- _Items from a dataset_:
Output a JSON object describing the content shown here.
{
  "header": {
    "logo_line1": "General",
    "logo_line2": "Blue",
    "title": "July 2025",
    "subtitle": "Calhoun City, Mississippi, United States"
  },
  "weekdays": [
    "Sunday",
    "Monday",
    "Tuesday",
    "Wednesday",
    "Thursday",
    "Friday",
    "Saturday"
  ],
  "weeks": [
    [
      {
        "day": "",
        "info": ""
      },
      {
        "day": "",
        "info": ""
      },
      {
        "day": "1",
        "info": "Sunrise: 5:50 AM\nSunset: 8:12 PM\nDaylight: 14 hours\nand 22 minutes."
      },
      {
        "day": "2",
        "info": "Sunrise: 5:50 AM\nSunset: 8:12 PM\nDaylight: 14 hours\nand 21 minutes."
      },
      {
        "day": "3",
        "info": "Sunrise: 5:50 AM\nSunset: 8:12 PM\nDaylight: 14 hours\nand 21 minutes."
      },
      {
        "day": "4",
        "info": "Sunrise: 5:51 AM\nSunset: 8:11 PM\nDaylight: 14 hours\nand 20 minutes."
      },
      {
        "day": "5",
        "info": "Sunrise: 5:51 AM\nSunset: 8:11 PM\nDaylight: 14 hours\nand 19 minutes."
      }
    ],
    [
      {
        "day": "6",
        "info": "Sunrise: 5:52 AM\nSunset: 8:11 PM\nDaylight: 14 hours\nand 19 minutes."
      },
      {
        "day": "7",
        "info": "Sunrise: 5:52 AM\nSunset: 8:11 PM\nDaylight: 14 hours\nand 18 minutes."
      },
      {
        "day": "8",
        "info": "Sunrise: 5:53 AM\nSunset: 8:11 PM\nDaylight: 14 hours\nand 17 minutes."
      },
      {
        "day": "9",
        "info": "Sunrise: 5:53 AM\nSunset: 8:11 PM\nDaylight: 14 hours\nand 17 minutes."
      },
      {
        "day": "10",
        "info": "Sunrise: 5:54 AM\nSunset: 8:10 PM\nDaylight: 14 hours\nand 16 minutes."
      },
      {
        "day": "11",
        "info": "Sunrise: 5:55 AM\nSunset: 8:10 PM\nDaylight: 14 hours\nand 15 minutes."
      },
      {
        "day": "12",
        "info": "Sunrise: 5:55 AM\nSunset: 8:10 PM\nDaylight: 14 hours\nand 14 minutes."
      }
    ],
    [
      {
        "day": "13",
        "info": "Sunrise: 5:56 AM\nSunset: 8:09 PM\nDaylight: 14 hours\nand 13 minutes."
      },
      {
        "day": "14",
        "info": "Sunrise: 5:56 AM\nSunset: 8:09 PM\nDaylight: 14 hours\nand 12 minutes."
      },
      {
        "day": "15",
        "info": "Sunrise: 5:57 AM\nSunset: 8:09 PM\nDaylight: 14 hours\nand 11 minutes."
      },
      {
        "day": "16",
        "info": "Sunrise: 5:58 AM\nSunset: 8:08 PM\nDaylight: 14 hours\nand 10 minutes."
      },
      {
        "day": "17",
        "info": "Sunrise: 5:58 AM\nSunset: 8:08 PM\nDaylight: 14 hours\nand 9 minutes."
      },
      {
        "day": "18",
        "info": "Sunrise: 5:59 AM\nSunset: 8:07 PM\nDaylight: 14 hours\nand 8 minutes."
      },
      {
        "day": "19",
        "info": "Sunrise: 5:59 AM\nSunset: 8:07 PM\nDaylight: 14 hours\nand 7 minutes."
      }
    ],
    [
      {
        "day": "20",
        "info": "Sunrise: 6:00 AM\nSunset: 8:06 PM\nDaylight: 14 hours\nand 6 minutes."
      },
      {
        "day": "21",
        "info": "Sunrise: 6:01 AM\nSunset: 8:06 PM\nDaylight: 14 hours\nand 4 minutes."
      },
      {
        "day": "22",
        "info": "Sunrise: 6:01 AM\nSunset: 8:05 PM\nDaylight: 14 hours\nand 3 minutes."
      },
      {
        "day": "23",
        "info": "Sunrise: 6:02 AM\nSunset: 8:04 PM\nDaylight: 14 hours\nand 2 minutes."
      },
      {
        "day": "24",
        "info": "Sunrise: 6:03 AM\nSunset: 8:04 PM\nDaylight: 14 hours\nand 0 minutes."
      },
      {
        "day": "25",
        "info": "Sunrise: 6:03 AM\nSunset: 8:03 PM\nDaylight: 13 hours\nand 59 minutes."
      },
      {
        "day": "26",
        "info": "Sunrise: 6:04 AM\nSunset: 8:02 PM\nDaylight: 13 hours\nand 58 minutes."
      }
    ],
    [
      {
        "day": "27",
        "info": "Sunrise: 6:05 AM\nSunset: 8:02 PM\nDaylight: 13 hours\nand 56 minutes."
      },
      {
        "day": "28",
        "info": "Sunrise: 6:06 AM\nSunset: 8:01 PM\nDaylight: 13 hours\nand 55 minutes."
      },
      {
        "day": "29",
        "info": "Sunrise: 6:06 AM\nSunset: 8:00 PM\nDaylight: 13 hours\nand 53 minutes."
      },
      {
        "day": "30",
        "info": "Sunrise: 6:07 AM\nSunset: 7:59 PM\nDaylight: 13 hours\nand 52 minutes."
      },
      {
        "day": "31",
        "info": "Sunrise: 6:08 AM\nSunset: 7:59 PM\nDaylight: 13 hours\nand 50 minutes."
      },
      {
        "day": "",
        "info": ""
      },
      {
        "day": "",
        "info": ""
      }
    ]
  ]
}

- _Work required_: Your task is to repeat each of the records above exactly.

- _Exercise response_:
Output a JSON object describing the content shown here.
{
  "header": {
    "logo_line1": "General",
    "logo_line2": "Blue",
    "title": "July 2025",
    "subtitle": "Calhoun City, Mississippi, United States"
  },
  "weekdays": [
    "Sunday",
    "Monday",
    "Tuesday",
    "Wednesday",
    "Thursday",
    "Friday",
    "Saturday"
  ],
  "weeks": [
    [
      {
        "day": "",
        "info": ""
      },
      {
        "day": "",
        "info": ""
      },
      {
        "day": "1",
        "info": "Sunrise: 5:50 AM\nSunset: 8:12 PM\nDaylight: 14 hours\nand 22 minutes."
      },
      {
        "day": "2",
        "info": "Sunrise: 5:50 AM\nSunset: 8:12 PM\nDaylight: 14 hours\nand 21 minutes."
      },
      {
        "day": "3",
        "info": "Sunrise: 5:50 AM\nSunset: 8:12 PM\nDaylight: 14 hours\nand 21 minutes."
      },
      {
        "day": "4",
        "info": "Sunrise: 5:51 AM\nSunset: 8:11 PM\nDaylight: 14 hours\nand 20 minutes."
      },
      {
        "day": "5",
        "info": "Sunrise: 5:51 AM\nSunset: 8:11 PM\nDaylight: 14 hours\nand 19 minutes."
      }
    ],
    [
      {
        "day": "6",
        "info": "Sunrise: 5:52 AM\nSunset: 8:11 PM\nDaylight: 14 hours\nand 19 minutes."
      },
      {
        "day": "7",
        "info": "Sunrise: 5:52 AM\nSunset: 8:11 PM\nDaylight: 14 hours\nand 18 minutes."
      },
      {
        "day": "8",
        "info": "Sunrise: 5:53 AM\nSunset: 8:11 PM\nDaylight: 14 hours\nand 17 minutes."
      },
      {
        "day": "9",
        "info": "Sunrise: 5:53 AM\nSunset: 8:11 PM\nDaylight: 14 hours\nand 17 minutes."
      },
      {
        "day": "10",
        "info": "Sunrise: 5:54 AM\nSunset: 8:10 PM\nDaylight: 14 hours\nand 16 minutes."
      },
      {
        "day": "11",
        "info": "Sunrise: 5:55 AM\nSunset: 8:10 PM\nDaylight: 14 hours\nand 15 minutes."
      },
      {
        "day": "12",
        "info": "Sunrise: 5:55 AM\nSunset: 8:10 PM\nDaylight: 14 hours\nand 14 minutes."
      }
    ],
    [
      {
        "day": "13",
        "info": "Sunrise: 5:56 AM\nSunset: 8:09 PM\nDaylight: 14 hours\nand 13 minutes."
      },
      {
        "day": "14",
        "info": "Sunrise: 5:56 AM\nSunset: 8:09 PM\nDaylight: 14 hours\nand 12 minutes."
      },
      {
        "day": "15",
        "info": "Sunrise: 5:57 AM\nSunset: 8:09 PM\nDaylight: 14 hours\nand 11 minutes."
      },
      {
        "day": "16",
        "info": "Sunrise: 5:58 AM\nSunset: 8:08 PM\nDaylight: 14 hours\nand 10 minutes."
      },
      {
        "day": "17",
        "info": "Sunrise: 5:58 AM\nSunset: 8:08 PM\nDaylight: 14 hours\nand 9 minutes."
      },
      {
        "day": "18",
        "info": "Sunrise: 5:59 AM\nSunset: 8:07 PM\nDaylight: 14 hours\nand 8 minutes."
      },
      {
        "day": "19",
        "info": "Sunrise: 5:59 AM\nSunset: 8:07 PM\nDaylight: 14 hours\nand 7 minutes."
      }
    ],
    [
      {
        "day": "20",
        "info": "Sunrise: 6:00 AM\nSunset: 8:06 PM\nDaylight: 14 hours\nand 6 minutes."
      },
      {
        "day": "21",
        "info": "Sunrise: 6:01 AM\nSunset: 8:06 PM\nDaylight: 14 hours\nand 4 minutes."
      },
      {
        "day": "22",
        "info": "Sunrise: 6:01 AM\nSunset: 8:05 PM\nDaylight: 14 hours\nand 3 minutes."
      },
      {
        "day": "23",
        "info": "Sunrise: 6:02 AM\nSunset: 8:04 PM\nDaylight: 14 hours\nand 2 minutes."
      },
      {
        "day": "24",
        "info": "Sunrise: 6:03 AM\nSunset: 8:04 PM\nDaylight: 14 hours\nand 0 minutes."
      },
      {
        "day": "25",
        "info": "Sunrise: 6:03 AM\nSunset: 8:03 PM\nDaylight: 13 hours\nand 59 minutes."
      },
      {
        "day": "26",
        "info": "Sunrise: 6:04 AM\nSunset: 8:02 PM\nDaylight: 13 hours\nand 58 minutes."
      }
    ],
    [
      {
        "day": "27",
        "info": "Sunrise: 6:05 AM\nSunset: 8:02 PM\nDaylight: 13 hours\nand 56 minutes."
      },
      {
        "day": "28",
        "info": "Sunrise: 6:06 AM\nSunset: 8:01 PM\nDaylight: 13 hours\nand 55 minutes."
      },
      {
        "day": "29",
        "info": "Sunrise: 6:06 AM\nSunset: 8:00 PM\nDaylight: 13 hours\nand 53 minutes."
      },
      {
        "day": "30",
        "info": "Sunrise: 6:07 AM\nSunset: 7:59 PM\nDaylight: 13 hours\nand 52 minutes."
      },
      {
        "day": "31",
        "info": "Sunrise: 6:08 AM\nSunset: 7:59 PM\nDaylight: 13 hours\nand 50 minutes."
      },
      {
        "day": "",
        "info": ""
      },
      {
        "day": "",
        "info": ""
      }
    ]
  ]
}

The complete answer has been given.